## WHAT IS BEING ASKED
From the entries below, list each line with "读下一个单词符号".
________________
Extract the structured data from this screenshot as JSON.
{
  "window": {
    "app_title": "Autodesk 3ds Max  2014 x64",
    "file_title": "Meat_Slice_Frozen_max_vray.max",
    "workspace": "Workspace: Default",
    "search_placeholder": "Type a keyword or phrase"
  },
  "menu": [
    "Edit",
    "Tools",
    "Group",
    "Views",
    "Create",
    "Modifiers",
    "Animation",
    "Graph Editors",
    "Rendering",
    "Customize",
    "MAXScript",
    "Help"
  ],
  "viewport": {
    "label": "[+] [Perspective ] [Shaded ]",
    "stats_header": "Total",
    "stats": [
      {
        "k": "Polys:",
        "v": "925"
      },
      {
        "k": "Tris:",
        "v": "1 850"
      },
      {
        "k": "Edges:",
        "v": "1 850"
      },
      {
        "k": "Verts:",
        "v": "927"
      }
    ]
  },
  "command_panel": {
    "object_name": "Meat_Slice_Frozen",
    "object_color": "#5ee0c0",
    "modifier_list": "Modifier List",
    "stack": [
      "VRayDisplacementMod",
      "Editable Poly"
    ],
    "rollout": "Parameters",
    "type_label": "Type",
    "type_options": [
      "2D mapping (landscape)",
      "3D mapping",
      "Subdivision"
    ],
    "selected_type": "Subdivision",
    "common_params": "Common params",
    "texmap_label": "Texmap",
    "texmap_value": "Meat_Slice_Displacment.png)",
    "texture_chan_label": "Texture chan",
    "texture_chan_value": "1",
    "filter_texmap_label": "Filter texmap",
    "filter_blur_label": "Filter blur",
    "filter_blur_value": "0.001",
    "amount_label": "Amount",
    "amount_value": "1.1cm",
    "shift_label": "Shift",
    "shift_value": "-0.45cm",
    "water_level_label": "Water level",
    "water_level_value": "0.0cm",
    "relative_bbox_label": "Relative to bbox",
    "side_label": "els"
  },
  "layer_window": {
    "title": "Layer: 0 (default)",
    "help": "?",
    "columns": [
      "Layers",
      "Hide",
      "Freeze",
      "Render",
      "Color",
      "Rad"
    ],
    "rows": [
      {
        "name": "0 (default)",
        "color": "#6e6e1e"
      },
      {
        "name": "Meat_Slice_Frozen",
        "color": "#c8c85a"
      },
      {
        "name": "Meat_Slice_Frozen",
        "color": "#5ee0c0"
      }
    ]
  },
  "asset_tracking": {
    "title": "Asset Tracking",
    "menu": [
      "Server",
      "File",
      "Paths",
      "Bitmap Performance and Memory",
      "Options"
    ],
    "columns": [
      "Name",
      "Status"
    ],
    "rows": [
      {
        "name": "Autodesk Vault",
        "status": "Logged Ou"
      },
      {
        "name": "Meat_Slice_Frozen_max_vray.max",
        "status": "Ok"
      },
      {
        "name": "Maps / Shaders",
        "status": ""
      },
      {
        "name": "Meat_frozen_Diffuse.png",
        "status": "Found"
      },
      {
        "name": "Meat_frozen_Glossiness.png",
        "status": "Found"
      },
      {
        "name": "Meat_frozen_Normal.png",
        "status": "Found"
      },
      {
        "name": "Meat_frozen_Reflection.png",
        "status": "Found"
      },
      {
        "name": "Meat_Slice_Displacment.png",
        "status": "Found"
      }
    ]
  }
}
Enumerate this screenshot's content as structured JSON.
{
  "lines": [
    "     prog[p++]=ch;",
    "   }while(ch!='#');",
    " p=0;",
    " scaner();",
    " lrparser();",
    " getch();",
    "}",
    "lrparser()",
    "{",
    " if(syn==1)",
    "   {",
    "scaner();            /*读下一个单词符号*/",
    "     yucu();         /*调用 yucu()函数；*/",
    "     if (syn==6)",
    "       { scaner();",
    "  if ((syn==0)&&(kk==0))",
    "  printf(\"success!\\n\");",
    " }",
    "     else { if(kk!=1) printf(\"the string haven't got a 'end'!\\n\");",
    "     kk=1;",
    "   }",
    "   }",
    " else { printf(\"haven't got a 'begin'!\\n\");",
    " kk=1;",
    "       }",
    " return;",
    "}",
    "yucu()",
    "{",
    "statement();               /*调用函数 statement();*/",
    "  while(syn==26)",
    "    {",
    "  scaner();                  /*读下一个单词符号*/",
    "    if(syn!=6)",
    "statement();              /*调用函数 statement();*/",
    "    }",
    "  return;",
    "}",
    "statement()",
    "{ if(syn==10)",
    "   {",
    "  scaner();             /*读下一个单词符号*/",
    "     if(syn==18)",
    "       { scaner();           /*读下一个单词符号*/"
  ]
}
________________
## SOLUTION
    "scaner();            /*读下一个单词符号*/",
    "  scaner();                  /*读下一个单词符号*/",
    "  scaner();             /*读下一个单词符号*/",
    "       { scaner();           /*读下一个单词符号*/"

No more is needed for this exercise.